The court had in December 2015 directed the CBI to further investigate the matter and said it would monitor the probe every two months to ensure that no aspect is left uninvestigated.

The agency had reinvestigated the case of killing of Badal Singh, Thakur Singh and Gurcharan Singh near the Gurudwara after a court in December 2007 refused to accept its closure report. The CBI has filed three closure reports in the case.

Employee can’t escape recovery of excess payments: SC

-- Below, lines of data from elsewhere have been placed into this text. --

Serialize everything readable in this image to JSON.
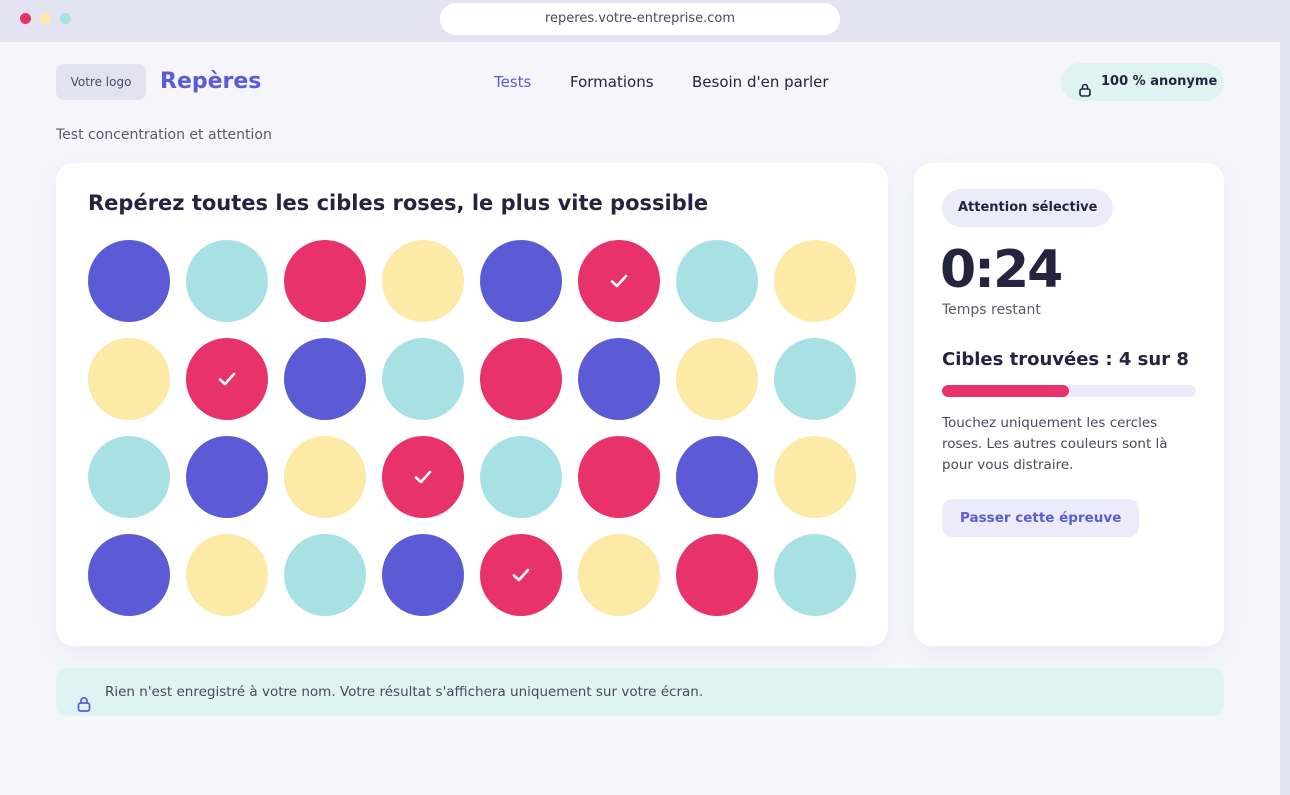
{
  "browser": {
    "url": "reperes.votre-entreprise.com"
  },
  "header": {
    "logo_placeholder": "Votre logo",
    "brand": "Repères",
    "nav": [
      {
        "label": "Tests",
        "active": true
      },
      {
        "label": "Formations",
        "active": false
      },
      {
        "label": "Besoin d'en parler",
        "active": false
      }
    ],
    "anonymous_badge": "100 % anonyme",
    "lock_icon": "lock-icon"
  },
  "page": {
    "subtitle": "Test concentration et attention"
  },
  "game": {
    "title": "Repérez toutes les cibles roses, le plus vite possible",
    "colors": {
      "indigo": "#5b5bd6",
      "teal": "#a8e1e4",
      "pink": "#e8336a",
      "yellow": "#fdeaa6"
    },
    "grid": [
      [
        {
          "color": "indigo"
        },
        {
          "color": "teal"
        },
        {
          "color": "pink"
        },
        {
          "color": "yellow"
        },
        {
          "color": "indigo"
        },
        {
          "color": "pink",
          "found": true
        },
        {
          "color": "teal"
        },
        {
          "color": "yellow"
        }
      ],
      [
        {
          "color": "yellow"
        },
        {
          "color": "pink",
          "found": true
        },
        {
          "color": "indigo"
        },
        {
          "color": "teal"
        },
        {
          "color": "pink"
        },
        {
          "color": "indigo"
        },
        {
          "color": "yellow"
        },
        {
          "color": "teal"
        }
      ],
      [
        {
          "color": "teal"
        },
        {
          "color": "indigo"
        },
        {
          "color": "yellow"
        },
        {
          "color": "pink",
          "found": true
        },
        {
          "color": "teal"
        },
        {
          "color": "pink"
        },
        {
          "color": "indigo"
        },
        {
          "color": "yellow"
        }
      ],
      [
        {
          "color": "indigo"
        },
        {
          "color": "yellow"
        },
        {
          "color": "teal"
        },
        {
          "color": "indigo"
        },
        {
          "color": "pink",
          "found": true
        },
        {
          "color": "yellow"
        },
        {
          "color": "pink"
        },
        {
          "color": "teal"
        }
      ]
    ]
  },
  "side": {
    "tag": "Attention sélective",
    "timer": "0:24",
    "timer_label": "Temps restant",
    "found_text": "Cibles trouvées : 4 sur 8",
    "progress": 0.5,
    "instructions": "Touchez uniquement les cercles roses. Les autres couleurs sont là pour vous distraire.",
    "skip_button": "Passer cette épreuve"
  },
  "footer": {
    "note": "Rien n'est enregistré à votre nom. Votre résultat s'affichera uniquement sur votre écran."
  }
}
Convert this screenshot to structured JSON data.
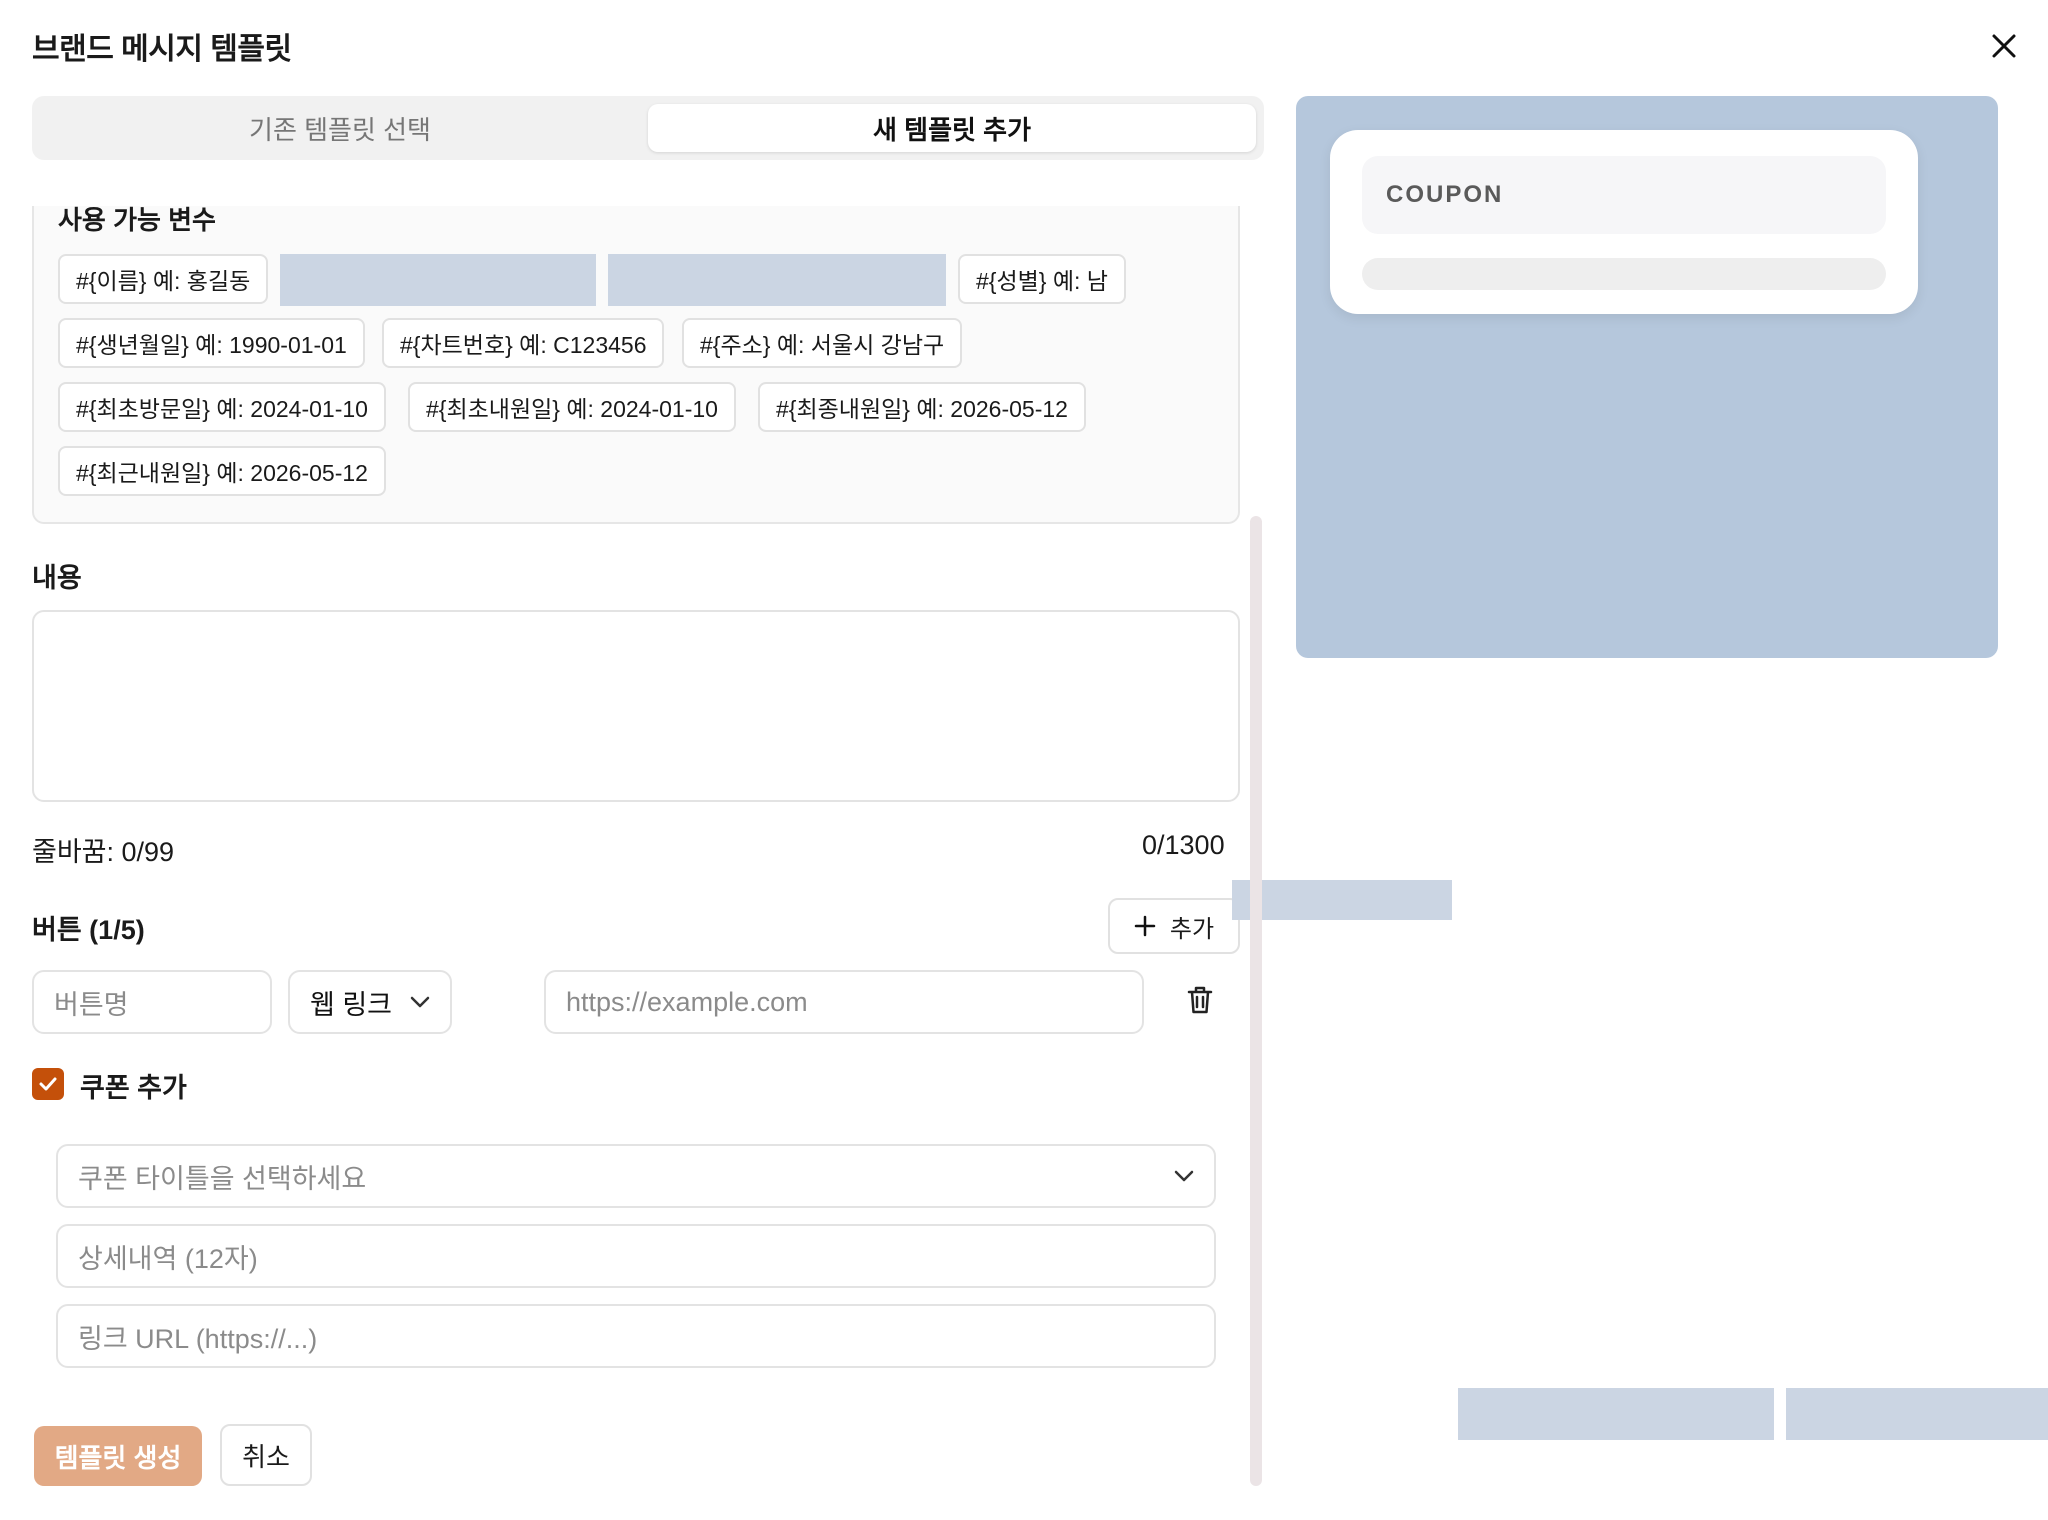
{
  "modal": {
    "title": "브랜드 메시지 템플릿"
  },
  "tabs": [
    {
      "label": "기존 템플릿 선택",
      "active": false
    },
    {
      "label": "새 템플릿 추가",
      "active": true
    }
  ],
  "variables": {
    "title": "사용 가능 변수",
    "chips": [
      "#{이름} 예: 홍길동",
      "#{성별} 예: 남",
      "#{생년월일} 예: 1990-01-01",
      "#{차트번호} 예: C123456",
      "#{주소} 예: 서울시 강남구",
      "#{최초방문일} 예: 2024-01-10",
      "#{최초내원일} 예: 2024-01-10",
      "#{최종내원일} 예: 2026-05-12",
      "#{최근내원일} 예: 2026-05-12"
    ]
  },
  "content": {
    "label": "내용",
    "line_breaks": "줄바꿈: 0/99",
    "char_count": "0/1300"
  },
  "buttons_section": {
    "label": "버튼 (1/5)",
    "add_label": "추가",
    "button_name_placeholder": "버튼명",
    "type_value": "웹 링크",
    "url_placeholder": "https://example.com"
  },
  "coupon": {
    "checkbox_label": "쿠폰 추가",
    "checked": true,
    "title_select_placeholder": "쿠폰 타이틀을 선택하세요",
    "detail_placeholder": "상세내역 (12자)",
    "link_placeholder": "링크 URL (https://...)"
  },
  "actions": {
    "create_label": "템플릿 생성",
    "cancel_label": "취소"
  },
  "preview": {
    "coupon_text": "COUPON"
  },
  "colors": {
    "accent": "#c4500a",
    "primary_button": "#e2a985",
    "preview_bg": "#b5c7dc",
    "placeholder_block": "#cbd5e3"
  }
}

madras hcThe Supreme Court has said that even after retirement from service, an employee can’t escape the recovery of the excess amount that is credited due to an error in salary calculations. Rejecting the submission that no amount should be recovered from the excess salary paid to employees, the apex court bench of Justice Anil R. Dave and Justice Dipak Misra said, “…if any amount had been paid due to mistake, the mistake must be rectified and the amount so paid in pursuance of the mistake must be recovered”.
“It might also happen that the employer might have to pay some amount to the respondent as a result of some mistake and in such an event, even the appellant (employer) might have to pay to the respondent (employee),” said Justice Dave in the judgment pronounced on Friday.
Employee can’t escape recovery of excess payments: Supreme Court Employee can’t escape recovery of excess payments: Supreme Court “Be that as it may, upon settlement of the account, whatever amount has to be paid to the respondent employee or to the appellant employer shall be paid and the account shall be adjusted accordingly”, the court said setting aside a Punjab and Haryana High Court order.
The apex court said this while allowing an appeal by Chandigarh administration challenging the March 20, 2008 decision of Punjab and Haryana High Court by which it had allowed the plea of Gurcharan Singh against the recovery of excess of money that was paid to him due to erroneous fixation of his salary by the Chandigarh Transport Undertaking where he had worked as a clerk.
Gurcharan Singh had moved the High Court after his plea against the recovery of excess money was junked by the Central Administrative Tribunal Jan 4,2002. Singh, who had served as Combatant Clerk, was discharged from the army January 31,1990.
He got employed with Chandigarh Transport Undertaking April 15, 1990 against ex-servicemen quota. Two years later, he got his pay that was fixed by an order of September 2,1992. Upon his retirement, it emerged during an audit that his pay was wrongly fixed by the communication of September 2. On retrospective re-fixation of his salary, it emerged that he was paid excess payment and same were sought to be recovered.
(Source: IANS)